Located off Condamine Street Balgowlah is North Harbour Reserve, this lush green dog friendly reserve is home to beautiful trees and flora, a children's playground and barbecue facilities. It also joins the Manly Scenic walkway, which you can take either to Manly or to the Spit Bridge. It offers stunning tranquil views of Jilling Cove and Manly Cove stretching over Sydney Harbour past the heads as you walk further around.
The whole area has historical significance especially Manly Cove. Based on the First Fleet journals, before arrival of the First Fleet in Australia in 1788, Aborigines occupied North Harbour and the North Head area. These Aborigines living around Sydney Harbour referred to themselves as the Eora, but with several different clan names spread out. Initially when the First Fleet did explorations at North Harbour Reserve during 1788, they were met by twenty local Aborigines, who "waded into the water unarmed, received the gifts offered to them and looked on with curiosity at the ship." Captain Arthur Phillip was so impressed by the confidence and manly behaviour of the Aborigines that later he wrote his dispatch to Lord Sydney and referred to the area as "Manly Cove" so this is how the area got its name.
The Founding of Australia, Captain Phillip - Image source -Wikipedia
I have a passion for walking especially in the bush and anywhere near the ocean. The walkway from Manly to the Spit is viewed by many as one of the most scenic harbour walking tracks in the world. If you take the walk to Manly from North Harbour Reserve it will take you past modern harbour-side suburbs and beaches of Manly Cove and Fairlight. In the other direction to the Spit you will come across the sandy Forty Baskets beach, Reef Beach and the track will enter National Parkland where you will come across Aboriginal sites, native coastal heath and pockets of sub-tropical rainforest. This particular day I had my dogs with me, so I firstly stopped by a lovely dog friendly cafe called Forty Beans located at lower beach street which looks onto the North Harbour Reserve. This is a perfect cafe to fuel up on a coffee and a bite to eat before heading onwards to Forty Baskets Beach or doing the complete walk to the Spit Bridge.

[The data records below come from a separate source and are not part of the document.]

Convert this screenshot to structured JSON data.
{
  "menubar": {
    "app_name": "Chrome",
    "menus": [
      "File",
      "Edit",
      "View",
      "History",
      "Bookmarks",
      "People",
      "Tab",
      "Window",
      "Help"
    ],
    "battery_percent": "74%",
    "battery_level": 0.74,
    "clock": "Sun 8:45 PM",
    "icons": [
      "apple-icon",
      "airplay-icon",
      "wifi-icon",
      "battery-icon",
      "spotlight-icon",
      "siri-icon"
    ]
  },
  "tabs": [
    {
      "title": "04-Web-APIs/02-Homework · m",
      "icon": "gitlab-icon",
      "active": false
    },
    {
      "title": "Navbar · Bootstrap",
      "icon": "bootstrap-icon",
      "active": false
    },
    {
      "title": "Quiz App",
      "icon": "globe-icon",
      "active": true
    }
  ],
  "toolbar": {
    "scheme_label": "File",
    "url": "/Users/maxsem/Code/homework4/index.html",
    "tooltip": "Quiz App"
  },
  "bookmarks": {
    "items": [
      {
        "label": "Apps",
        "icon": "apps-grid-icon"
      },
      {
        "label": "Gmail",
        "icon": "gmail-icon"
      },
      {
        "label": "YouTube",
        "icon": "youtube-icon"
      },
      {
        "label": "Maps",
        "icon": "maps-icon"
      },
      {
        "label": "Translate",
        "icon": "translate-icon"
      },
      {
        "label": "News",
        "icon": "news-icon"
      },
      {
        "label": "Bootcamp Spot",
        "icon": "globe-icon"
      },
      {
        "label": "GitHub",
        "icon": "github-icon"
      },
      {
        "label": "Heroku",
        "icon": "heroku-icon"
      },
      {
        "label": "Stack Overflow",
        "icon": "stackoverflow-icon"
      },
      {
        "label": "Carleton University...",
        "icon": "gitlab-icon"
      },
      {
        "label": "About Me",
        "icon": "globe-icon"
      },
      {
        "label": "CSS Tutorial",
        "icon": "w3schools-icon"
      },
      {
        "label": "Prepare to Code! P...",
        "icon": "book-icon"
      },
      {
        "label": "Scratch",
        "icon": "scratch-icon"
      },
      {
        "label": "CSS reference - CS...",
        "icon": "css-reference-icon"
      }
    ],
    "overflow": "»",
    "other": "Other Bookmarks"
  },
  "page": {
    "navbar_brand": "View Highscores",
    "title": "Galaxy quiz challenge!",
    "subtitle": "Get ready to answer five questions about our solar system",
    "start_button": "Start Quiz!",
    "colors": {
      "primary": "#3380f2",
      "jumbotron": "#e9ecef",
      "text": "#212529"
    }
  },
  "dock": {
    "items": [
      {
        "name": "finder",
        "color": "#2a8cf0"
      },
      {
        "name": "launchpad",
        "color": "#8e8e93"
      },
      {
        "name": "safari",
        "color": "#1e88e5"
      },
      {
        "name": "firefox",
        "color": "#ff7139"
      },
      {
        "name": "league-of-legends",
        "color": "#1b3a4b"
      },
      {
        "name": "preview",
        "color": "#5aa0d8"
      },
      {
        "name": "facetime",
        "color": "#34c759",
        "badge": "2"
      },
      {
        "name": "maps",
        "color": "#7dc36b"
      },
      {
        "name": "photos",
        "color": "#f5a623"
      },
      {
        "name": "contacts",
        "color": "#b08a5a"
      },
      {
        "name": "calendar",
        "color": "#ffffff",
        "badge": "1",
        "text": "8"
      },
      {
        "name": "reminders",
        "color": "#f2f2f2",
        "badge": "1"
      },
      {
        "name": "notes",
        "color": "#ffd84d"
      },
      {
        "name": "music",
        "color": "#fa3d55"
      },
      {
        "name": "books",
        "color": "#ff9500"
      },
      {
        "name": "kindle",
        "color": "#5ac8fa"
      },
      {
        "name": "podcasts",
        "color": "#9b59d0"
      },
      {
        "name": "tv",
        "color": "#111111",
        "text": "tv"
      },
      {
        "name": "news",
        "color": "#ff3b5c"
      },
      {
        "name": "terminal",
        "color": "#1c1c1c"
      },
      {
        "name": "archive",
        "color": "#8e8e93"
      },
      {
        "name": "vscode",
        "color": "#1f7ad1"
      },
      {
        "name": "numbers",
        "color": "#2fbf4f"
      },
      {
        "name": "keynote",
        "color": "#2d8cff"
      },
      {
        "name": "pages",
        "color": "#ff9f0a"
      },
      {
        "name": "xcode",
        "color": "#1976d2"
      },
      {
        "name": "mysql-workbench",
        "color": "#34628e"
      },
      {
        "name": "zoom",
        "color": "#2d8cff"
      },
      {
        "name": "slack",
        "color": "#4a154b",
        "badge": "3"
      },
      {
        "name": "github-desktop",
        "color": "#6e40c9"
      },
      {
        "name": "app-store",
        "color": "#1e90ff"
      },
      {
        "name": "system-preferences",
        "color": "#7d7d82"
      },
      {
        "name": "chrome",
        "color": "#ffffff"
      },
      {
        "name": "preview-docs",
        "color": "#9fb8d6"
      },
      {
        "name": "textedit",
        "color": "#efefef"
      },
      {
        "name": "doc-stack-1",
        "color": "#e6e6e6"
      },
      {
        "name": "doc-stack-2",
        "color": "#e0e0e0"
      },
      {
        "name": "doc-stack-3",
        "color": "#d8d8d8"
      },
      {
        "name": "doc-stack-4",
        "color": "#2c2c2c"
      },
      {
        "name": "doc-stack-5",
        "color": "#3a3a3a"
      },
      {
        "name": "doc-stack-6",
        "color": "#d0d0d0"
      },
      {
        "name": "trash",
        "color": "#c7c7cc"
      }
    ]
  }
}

The cove in front of North Harbour Reserve is Jillings Cove. A nice little area for the dogs to have a swim and at low tide you can cross there and enter the walkway. Failing that if it is high tide, you can walk back up to the steps and along North Harbour road you will find the pedestrian crossing over Wellings Reserve. I had actually parked my car at the end of Clarence Street which flows straight onto the pedestrian crossing.
Pedestrian crossing over Wellings Reserve - enter off Clarence Street, Balgowlah
After around 15 minutes of walking you will come across Forty Baskets Beach. The name Forty Baskets comes from a catch of 40 baskets of fish made in 1885 and sent to troops that were detained at North Head Manly Quarantine Station after the NSW first military expedition to Sudan in 1885. This is a lovely area to come for a picnic. It faces north east across Manly Cove with well maintained toilet facilities, a children's playground, barbecue areas and a shark proof netted swimming tidal pool backed by a grassy reserve and Norfolk Pine trees. There are also some very lucky residents who have sensational houses overlooking this beach.
It was a humid summer day and my dogs were anxious to jump in for a swim, so I took them further up past the sandy beach which doesn't allow leash free dogs to a rock pool area where I could let them free to have a swim.
I sat in the shade and played fetch the ball with the dogs for a good hour. It was such a lovely view. Meanwhile several bush walkers past me on the way out of the National Park entrance or towards it. There were plenty of Japanese and Korean tourists who thought the dogs were very cute and took some photos.
This end of Forty Baskets Beach is where the track starts into the National Park. Dogs are not allowed in the National Park. The walkway is well signposted with various entry points and information boards along the way. You can even park at Beatty Street and enter the tracks to Reef Beach or down to Forty Baskets Beach if you didn't wish to do the walk I just did.
The entrance to the National Park walkway that takes you to Reef Beach and further to the Spit
It was time to head back the way we came. I would of loved to continue but as I had the dogs, I needed to leave that part of the walk for another day when I was dog free. It was just as lovely walking back.
I snapped a few more photos of beautiful plants and flowers. This is the perfect walk for beginners and is easy for all ages. It's peaceful and really lifts your spirits. Personally I love walking just on my own without any conversational noise and to me this is the perfect way to recharge and keep positive. Try it out one day you will enjoy it as much as I did.